● **Goal of the exercise**: Set down, exactly as written, the line containing "Give me the" and all the lines that follow it to the end of the entries below, omitting every picture.

===== Data to process

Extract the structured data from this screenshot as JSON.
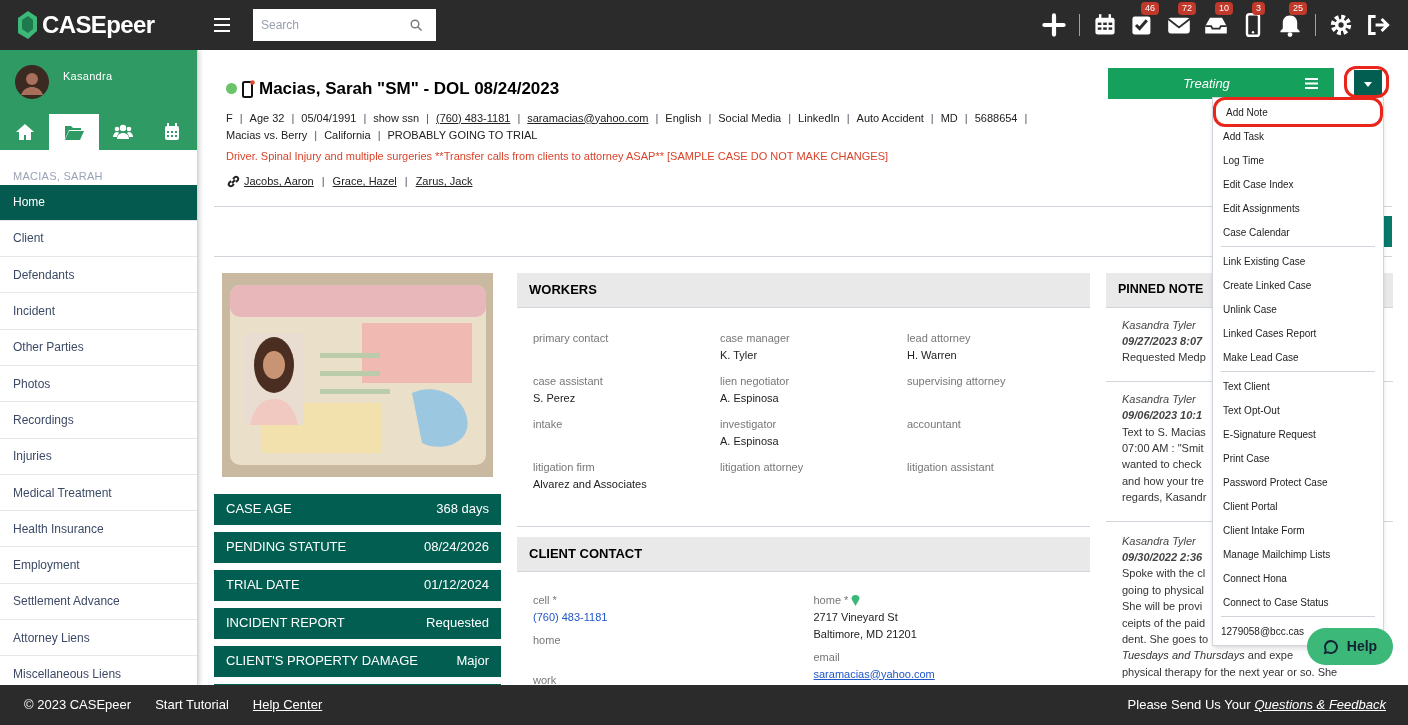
{
  "topbar": {
    "brand": "CASEpeer",
    "search": {
      "placeholder": "Search"
    },
    "icons": [
      {
        "kind": "plus"
      },
      {
        "kind": "divider"
      },
      {
        "kind": "calendar"
      },
      {
        "kind": "tasks",
        "badge": "46"
      },
      {
        "kind": "mail",
        "badge": "72"
      },
      {
        "kind": "inbox",
        "badge": "10"
      },
      {
        "kind": "phone",
        "badge": "3"
      },
      {
        "kind": "bell",
        "badge": "25"
      },
      {
        "kind": "divider"
      },
      {
        "kind": "gear"
      },
      {
        "kind": "logout"
      }
    ]
  },
  "sidebar": {
    "user": "Kasandra",
    "tabs": [
      {
        "kind": "home",
        "selected": false
      },
      {
        "kind": "folder",
        "selected": true
      },
      {
        "kind": "people",
        "selected": false
      },
      {
        "kind": "calendar",
        "selected": false
      }
    ],
    "case_label": "MACIAS, SARAH",
    "items": [
      {
        "label": "Home",
        "selected": true
      },
      {
        "label": "Client",
        "selected": false
      },
      {
        "label": "Defendants",
        "selected": false
      },
      {
        "label": "Incident",
        "selected": false
      },
      {
        "label": "Other Parties",
        "selected": false
      },
      {
        "label": "Photos",
        "selected": false
      },
      {
        "label": "Recordings",
        "selected": false
      },
      {
        "label": "Injuries",
        "selected": false
      },
      {
        "label": "Medical Treatment",
        "selected": false
      },
      {
        "label": "Health Insurance",
        "selected": false
      },
      {
        "label": "Employment",
        "selected": false
      },
      {
        "label": "Settlement Advance",
        "selected": false
      },
      {
        "label": "Attorney Liens",
        "selected": false
      },
      {
        "label": "Miscellaneous Liens",
        "selected": false
      }
    ]
  },
  "case": {
    "online": true,
    "title": "Macias, Sarah \"SM\" - DOL 08/24/2023",
    "info": [
      {
        "text": "F",
        "link": false
      },
      {
        "text": "Age 32",
        "link": false
      },
      {
        "text": "05/04/1991",
        "link": false
      },
      {
        "text": "show ssn",
        "link": false
      },
      {
        "text": "(760) 483-1181",
        "link": true
      },
      {
        "text": "saramacias@yahoo.com",
        "link": true
      },
      {
        "text": "English",
        "link": false
      },
      {
        "text": "Social Media",
        "link": false
      },
      {
        "text": "LinkedIn",
        "link": false
      },
      {
        "text": "Auto Accident",
        "link": false
      },
      {
        "text": "MD",
        "link": false
      },
      {
        "text": "5688654",
        "link": false
      },
      {
        "text": "Macias vs. Berry",
        "link": false
      },
      {
        "text": "California",
        "link": false
      },
      {
        "text": "PROBABLY GOING TO TRIAL",
        "link": false
      }
    ],
    "alert": "Driver. Spinal Injury and multiple surgeries **Transfer calls from clients to attorney ASAP** [SAMPLE CASE DO NOT MAKE CHANGES]",
    "linked": [
      "Jacobs, Aaron",
      "Grace, Hazel",
      "Zarus, Jack"
    ],
    "status": "Treating",
    "separator": "|",
    "toggle_highlighted": true
  },
  "stats": [
    {
      "label": "CASE AGE",
      "value": "368 days"
    },
    {
      "label": "PENDING STATUTE",
      "value": "08/24/2026"
    },
    {
      "label": "TRIAL DATE",
      "value": "01/12/2024"
    },
    {
      "label": "INCIDENT REPORT",
      "value": "Requested"
    },
    {
      "label": "CLIENT'S PROPERTY DAMAGE",
      "value": "Major"
    }
  ],
  "workers": {
    "title": "WORKERS",
    "fields": [
      {
        "label": "primary contact"
      },
      {
        "label": "case manager",
        "value": "K. Tyler"
      },
      {
        "label": "lead attorney",
        "value": "H. Warren"
      },
      {
        "label": "case assistant",
        "value": "S. Perez"
      },
      {
        "label": "lien negotiator",
        "value": "A. Espinosa"
      },
      {
        "label": "supervising attorney"
      },
      {
        "label": "intake"
      },
      {
        "label": "investigator",
        "value": "A. Espinosa"
      },
      {
        "label": "accountant"
      },
      {
        "label": "litigation firm",
        "value": "Alvarez and Associates"
      },
      {
        "label": "litigation attorney"
      },
      {
        "label": "litigation assistant"
      }
    ]
  },
  "client_contact": {
    "title": "CLIENT CONTACT",
    "left": [
      {
        "label": "cell *",
        "lines": [
          "(760) 483-1181"
        ],
        "link": true
      },
      {
        "label": "home"
      },
      {
        "label": "work"
      }
    ],
    "right": [
      {
        "label": "home *",
        "pin": true,
        "lines": [
          "2717 Vineyard St",
          "Baltimore, MD 21201"
        ]
      },
      {
        "label": "email",
        "lines": [
          "saramacias@yahoo.com"
        ],
        "link": true
      }
    ]
  },
  "pinned_notes": {
    "title": "PINNED NOTE",
    "notes": [
      {
        "author": "Kasandra Tyler",
        "date": "09/27/2023 8:07",
        "lines": [
          "Requested Medp"
        ]
      },
      {
        "author": "Kasandra Tyler",
        "date": "09/06/2023 10:1",
        "lines": [
          "Text to S. Macias",
          "07:00 AM : \"Smit",
          "wanted to check",
          "and how your tre",
          "regards, Kasandr"
        ]
      },
      {
        "author": "Kasandra Tyler",
        "date": "09/30/2022 2:36",
        "lines": [
          "Spoke with the cl",
          "going to physical",
          "She will be provi",
          "ceipts of the paid",
          "dent. She goes to",
          "*Tuesdays and Thursdays* and expe",
          "physical therapy for the next year or so. She"
        ]
      }
    ]
  },
  "menu": {
    "groups": [
      [
        {
          "label": "Add Note",
          "highlighted": true
        },
        {
          "label": "Add Task",
          "highlighted": false
        },
        {
          "label": "Log Time",
          "highlighted": false
        },
        {
          "label": "Edit Case Index",
          "highlighted": false
        },
        {
          "label": "Edit Assignments",
          "highlighted": false
        },
        {
          "label": "Case Calendar",
          "highlighted": false
        }
      ],
      [
        {
          "label": "Link Existing Case",
          "highlighted": false
        },
        {
          "label": "Create Linked Case",
          "highlighted": false
        },
        {
          "label": "Unlink Case",
          "highlighted": false
        },
        {
          "label": "Linked Cases Report",
          "highlighted": false
        },
        {
          "label": "Make Lead Case",
          "highlighted": false
        }
      ],
      [
        {
          "label": "Text Client",
          "highlighted": false
        },
        {
          "label": "Text Opt-Out",
          "highlighted": false
        },
        {
          "label": "E-Signature Request",
          "highlighted": false
        },
        {
          "label": "Print Case",
          "highlighted": false
        },
        {
          "label": "Password Protect Case",
          "highlighted": false
        },
        {
          "label": "Client Portal",
          "highlighted": false
        },
        {
          "label": "Client Intake Form",
          "highlighted": false
        },
        {
          "label": "Manage Mailchimp Lists",
          "highlighted": false
        },
        {
          "label": "Connect Hona",
          "highlighted": false
        },
        {
          "label": "Connect to Case Status",
          "highlighted": false
        }
      ],
      [
        {
          "label": "1279058@bcc.cas",
          "highlighted": false
        }
      ]
    ]
  },
  "help": "Help",
  "footer": {
    "copyright": "© 2023 CASEpeer",
    "links": [
      "Start Tutorial",
      "Help Center"
    ],
    "feedback_prefix": "Please Send Us Your",
    "feedback_link": "Questions & Feedback"
  }
}
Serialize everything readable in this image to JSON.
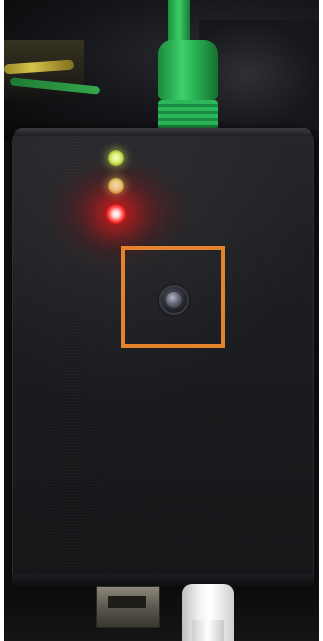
{
  "image": {
    "scene": "network-adapter-device-photo",
    "colors": {
      "highlight_box": "#e5822e",
      "device_body": "#1a1b1e",
      "ethernet_cable": "#2bb556",
      "led_green": "#d8f06a",
      "led_yellow": "#eef08a",
      "led_red": "#ff3a3a"
    },
    "leds": [
      {
        "name": "led-top",
        "color": "green",
        "state": "on"
      },
      {
        "name": "led-middle",
        "color": "yellow-green",
        "state": "on"
      },
      {
        "name": "led-bottom",
        "color": "red",
        "state": "on"
      }
    ]
  }
}
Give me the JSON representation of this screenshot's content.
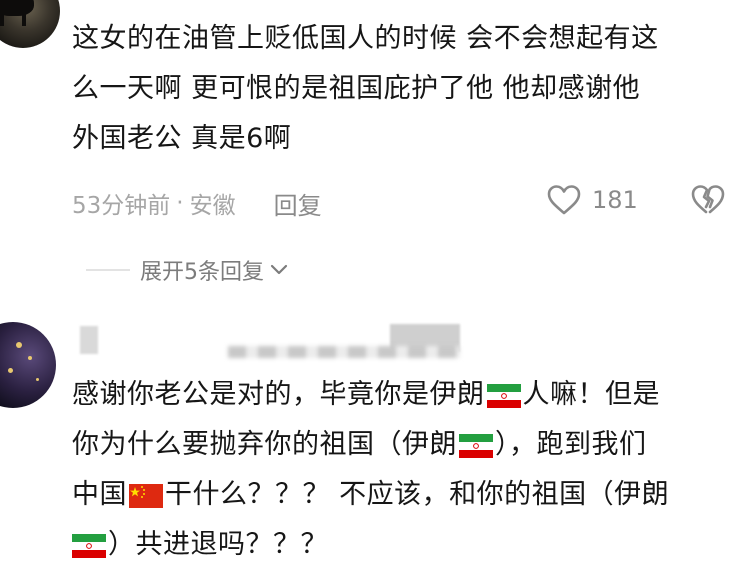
{
  "comment1": {
    "lines": [
      "这女的在油管上贬低国人的时候 会不会想起有这",
      "么一天啊 更可恨的是祖国庇护了他 他却感谢他",
      "外国老公 真是6啊"
    ],
    "time": "53分钟前",
    "separator": "·",
    "location": "安徽",
    "reply_label": "回复",
    "like_count": "181",
    "expand_label": "展开5条回复"
  },
  "comment2": {
    "line1_a": "感谢你老公是对的，毕竟你是伊朗",
    "line1_b": "人嘛！但是",
    "line2_a": "你为什么要抛弃你的祖国（伊朗",
    "line2_b": "），跑到我们",
    "line3_a": "中国",
    "line3_b": "干什么？？？ 不应该，和你的祖国（伊朗",
    "line4_b": "）共进退吗？？？"
  },
  "colors": {
    "text": "#161616",
    "meta": "#a6a6a6",
    "icon": "#8a8a8a",
    "iran_green": "#239f40",
    "iran_red": "#da0000",
    "china_red": "#de2910",
    "china_yellow": "#ffde00"
  },
  "icons": {
    "like": "heart-outline-icon",
    "dislike": "broken-heart-icon",
    "expand": "chevron-down-icon"
  }
}
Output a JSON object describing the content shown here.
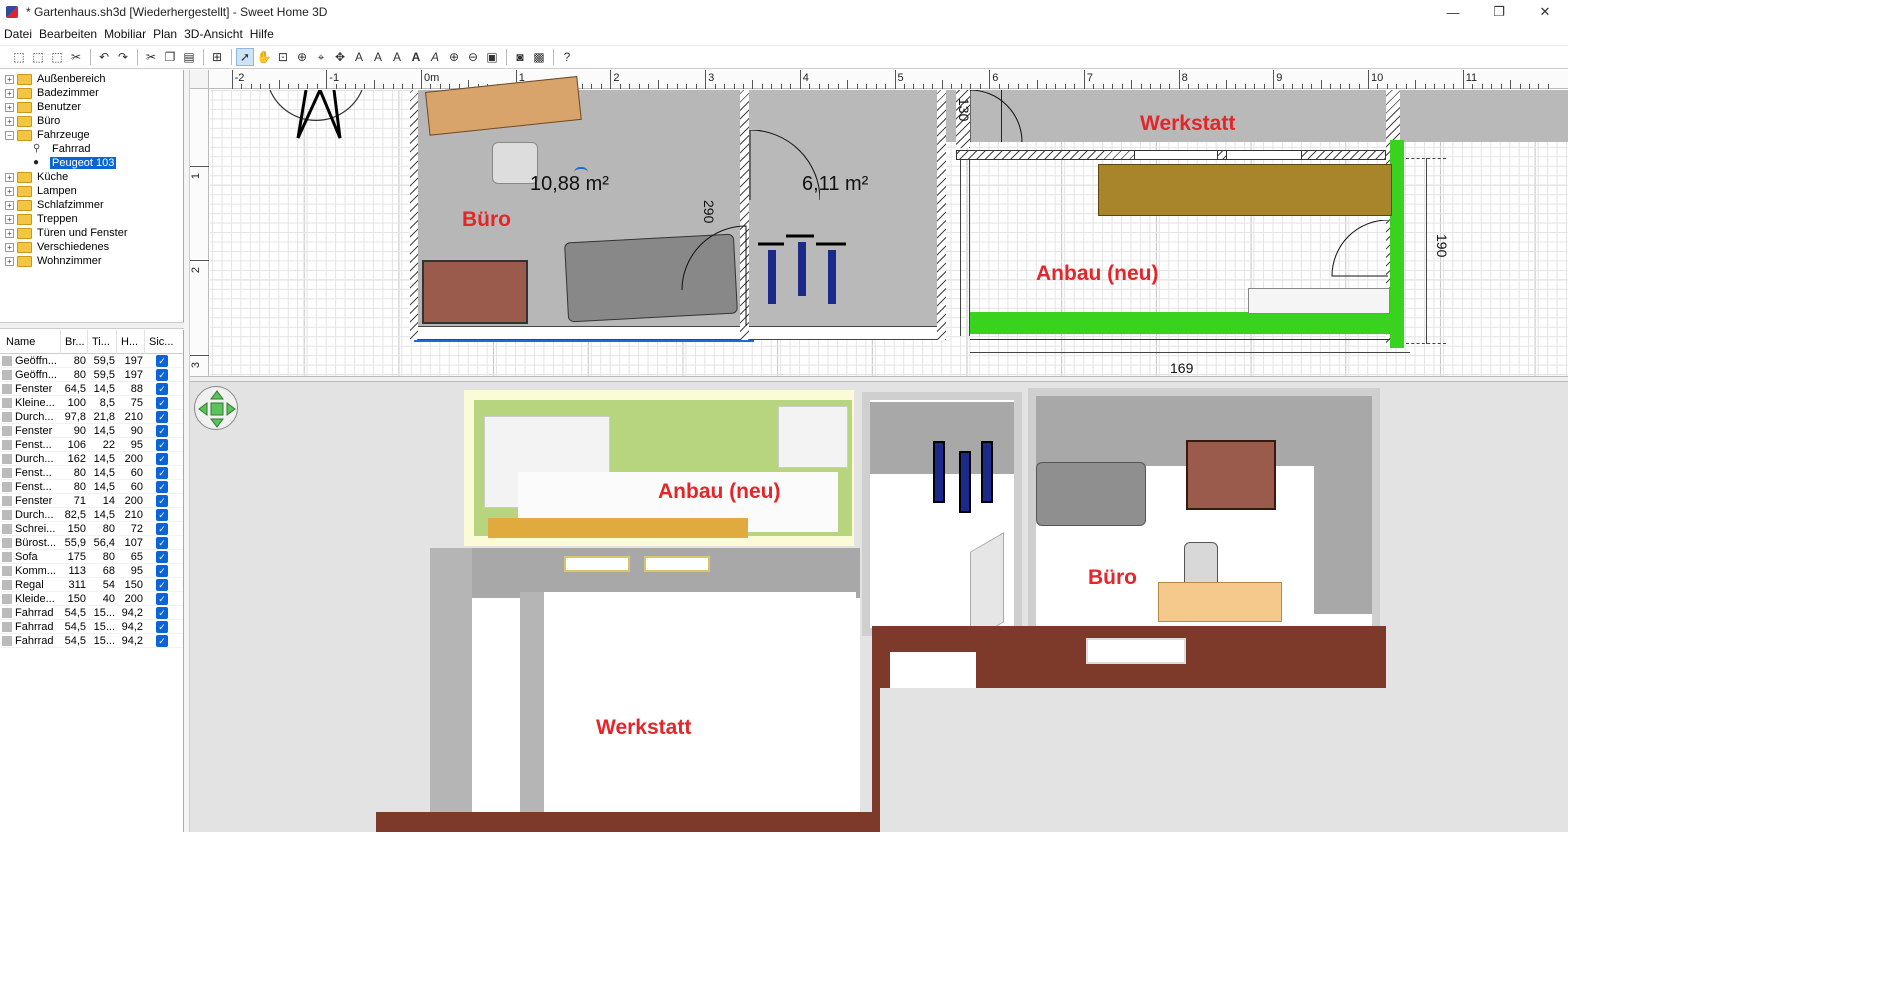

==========

● **Exercise answer**:
Give me the JSON representation of this screenshot's content.
{
  "comment1": {
    "lines": [
      "这女的在油管上贬低国人的时候 会不会想起有这",
      "么一天啊 更可恨的是祖国庇护了他 他却感谢他",
      "外国老公 真是6啊"
    ],
    "time": "53分钟前",
    "separator": "·",
    "location": "安徽",
    "reply_label": "回复",
    "like_count": "181",
    "expand_label": "展开5条回复"
  },
  "comment2": {
    "line1_a": "感谢你老公是对的，毕竟你是伊朗",
    "line1_b": "人嘛！但是",
    "line2_a": "你为什么要抛弃你的祖国（伊朗",
    "line2_b": "），跑到我们",
    "line3_a": "中国",
    "line3_b": "干什么？？？ 不应该，和你的祖国（伊朗",
    "line4_b": "）共进退吗？？？"
  },
  "colors": {
    "text": "#161616",
    "meta": "#a6a6a6",
    "icon": "#8a8a8a",
    "iran_green": "#239f40",
    "iran_red": "#da0000",
    "china_red": "#de2910",
    "china_yellow": "#ffde00"
  },
  "icons": {
    "like": "heart-outline-icon",
    "dislike": "broken-heart-icon",
    "expand": "chevron-down-icon"
  }
}
Output a JSON object describing the content shown here.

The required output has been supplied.